Start of Input material

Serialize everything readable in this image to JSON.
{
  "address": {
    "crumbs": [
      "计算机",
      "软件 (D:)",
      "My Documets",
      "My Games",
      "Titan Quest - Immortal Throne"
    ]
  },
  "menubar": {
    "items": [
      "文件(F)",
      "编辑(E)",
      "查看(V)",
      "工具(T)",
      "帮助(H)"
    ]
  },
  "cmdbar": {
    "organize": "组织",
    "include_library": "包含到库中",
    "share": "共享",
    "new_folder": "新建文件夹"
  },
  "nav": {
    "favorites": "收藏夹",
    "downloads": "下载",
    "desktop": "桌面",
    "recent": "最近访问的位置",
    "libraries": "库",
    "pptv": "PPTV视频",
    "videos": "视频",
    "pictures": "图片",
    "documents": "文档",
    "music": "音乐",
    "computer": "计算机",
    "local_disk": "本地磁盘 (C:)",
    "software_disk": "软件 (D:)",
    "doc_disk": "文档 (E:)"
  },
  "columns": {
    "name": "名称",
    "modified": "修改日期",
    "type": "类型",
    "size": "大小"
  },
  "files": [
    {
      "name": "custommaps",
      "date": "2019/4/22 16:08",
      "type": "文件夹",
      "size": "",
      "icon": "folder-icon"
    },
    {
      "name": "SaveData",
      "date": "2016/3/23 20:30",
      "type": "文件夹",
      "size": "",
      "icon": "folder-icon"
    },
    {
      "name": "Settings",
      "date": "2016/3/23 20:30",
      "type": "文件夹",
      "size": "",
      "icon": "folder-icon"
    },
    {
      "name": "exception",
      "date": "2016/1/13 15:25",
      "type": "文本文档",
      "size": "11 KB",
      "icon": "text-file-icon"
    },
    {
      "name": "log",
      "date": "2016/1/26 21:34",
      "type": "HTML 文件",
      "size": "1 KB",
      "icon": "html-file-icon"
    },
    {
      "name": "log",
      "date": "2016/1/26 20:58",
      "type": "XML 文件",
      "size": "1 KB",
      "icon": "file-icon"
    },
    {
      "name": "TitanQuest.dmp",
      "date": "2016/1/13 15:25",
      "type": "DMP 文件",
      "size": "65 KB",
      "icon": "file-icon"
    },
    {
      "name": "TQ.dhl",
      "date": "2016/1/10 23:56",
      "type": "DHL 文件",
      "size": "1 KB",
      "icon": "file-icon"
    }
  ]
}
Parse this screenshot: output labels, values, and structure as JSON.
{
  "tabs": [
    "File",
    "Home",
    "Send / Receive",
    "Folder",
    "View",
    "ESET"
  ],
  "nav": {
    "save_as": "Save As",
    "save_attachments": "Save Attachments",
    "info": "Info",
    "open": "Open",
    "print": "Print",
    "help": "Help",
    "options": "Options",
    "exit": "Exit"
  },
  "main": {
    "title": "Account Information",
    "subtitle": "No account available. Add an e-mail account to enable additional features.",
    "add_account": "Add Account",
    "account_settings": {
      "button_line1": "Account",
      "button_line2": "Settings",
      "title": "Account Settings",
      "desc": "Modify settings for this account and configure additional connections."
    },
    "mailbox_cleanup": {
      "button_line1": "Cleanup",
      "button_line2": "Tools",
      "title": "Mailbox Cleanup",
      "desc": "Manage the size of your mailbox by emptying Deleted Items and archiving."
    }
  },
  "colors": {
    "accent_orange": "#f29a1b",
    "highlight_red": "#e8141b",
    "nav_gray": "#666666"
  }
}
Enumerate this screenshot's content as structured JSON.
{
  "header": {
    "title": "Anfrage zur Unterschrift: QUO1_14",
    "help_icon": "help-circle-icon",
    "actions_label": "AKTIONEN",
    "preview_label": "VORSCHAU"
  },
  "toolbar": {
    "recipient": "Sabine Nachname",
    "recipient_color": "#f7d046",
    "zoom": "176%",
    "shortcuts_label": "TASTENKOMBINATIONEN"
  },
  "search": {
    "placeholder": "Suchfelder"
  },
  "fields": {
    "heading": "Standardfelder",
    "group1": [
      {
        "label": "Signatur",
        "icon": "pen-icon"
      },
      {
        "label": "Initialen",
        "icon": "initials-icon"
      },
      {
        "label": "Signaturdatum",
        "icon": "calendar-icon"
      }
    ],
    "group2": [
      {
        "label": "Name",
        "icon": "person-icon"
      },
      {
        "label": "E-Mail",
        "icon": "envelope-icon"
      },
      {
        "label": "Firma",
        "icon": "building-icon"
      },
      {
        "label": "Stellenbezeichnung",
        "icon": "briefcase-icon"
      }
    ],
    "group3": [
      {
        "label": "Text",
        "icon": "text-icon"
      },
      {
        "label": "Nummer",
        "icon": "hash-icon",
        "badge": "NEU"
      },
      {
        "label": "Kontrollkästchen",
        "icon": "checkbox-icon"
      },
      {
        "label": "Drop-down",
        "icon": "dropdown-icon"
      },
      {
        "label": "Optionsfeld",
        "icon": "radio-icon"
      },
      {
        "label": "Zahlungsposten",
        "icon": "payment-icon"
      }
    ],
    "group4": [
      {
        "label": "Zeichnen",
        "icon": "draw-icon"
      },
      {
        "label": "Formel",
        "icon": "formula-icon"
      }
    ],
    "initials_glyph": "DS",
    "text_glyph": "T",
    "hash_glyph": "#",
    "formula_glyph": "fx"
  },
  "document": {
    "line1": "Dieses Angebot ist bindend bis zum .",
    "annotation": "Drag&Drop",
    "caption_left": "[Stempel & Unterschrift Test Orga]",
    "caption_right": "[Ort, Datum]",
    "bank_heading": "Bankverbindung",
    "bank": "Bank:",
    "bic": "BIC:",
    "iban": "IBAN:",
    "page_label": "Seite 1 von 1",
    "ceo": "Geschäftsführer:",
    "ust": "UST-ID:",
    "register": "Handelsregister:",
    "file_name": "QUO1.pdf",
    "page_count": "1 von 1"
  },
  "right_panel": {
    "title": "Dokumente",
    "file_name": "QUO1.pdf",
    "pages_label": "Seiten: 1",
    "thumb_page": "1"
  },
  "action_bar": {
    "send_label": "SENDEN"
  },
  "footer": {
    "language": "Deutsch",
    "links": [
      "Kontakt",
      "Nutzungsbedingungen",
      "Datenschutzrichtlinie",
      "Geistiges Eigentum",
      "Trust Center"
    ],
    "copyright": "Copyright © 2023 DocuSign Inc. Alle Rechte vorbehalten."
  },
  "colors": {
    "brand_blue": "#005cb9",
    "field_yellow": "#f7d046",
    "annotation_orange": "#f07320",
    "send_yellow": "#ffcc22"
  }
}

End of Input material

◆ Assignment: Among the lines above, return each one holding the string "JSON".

◆ Task result:
Serialize everything readable in this image to JSON.
Parse this screenshot: output labels, values, and structure as JSON.
Enumerate this screenshot's content as structured JSON.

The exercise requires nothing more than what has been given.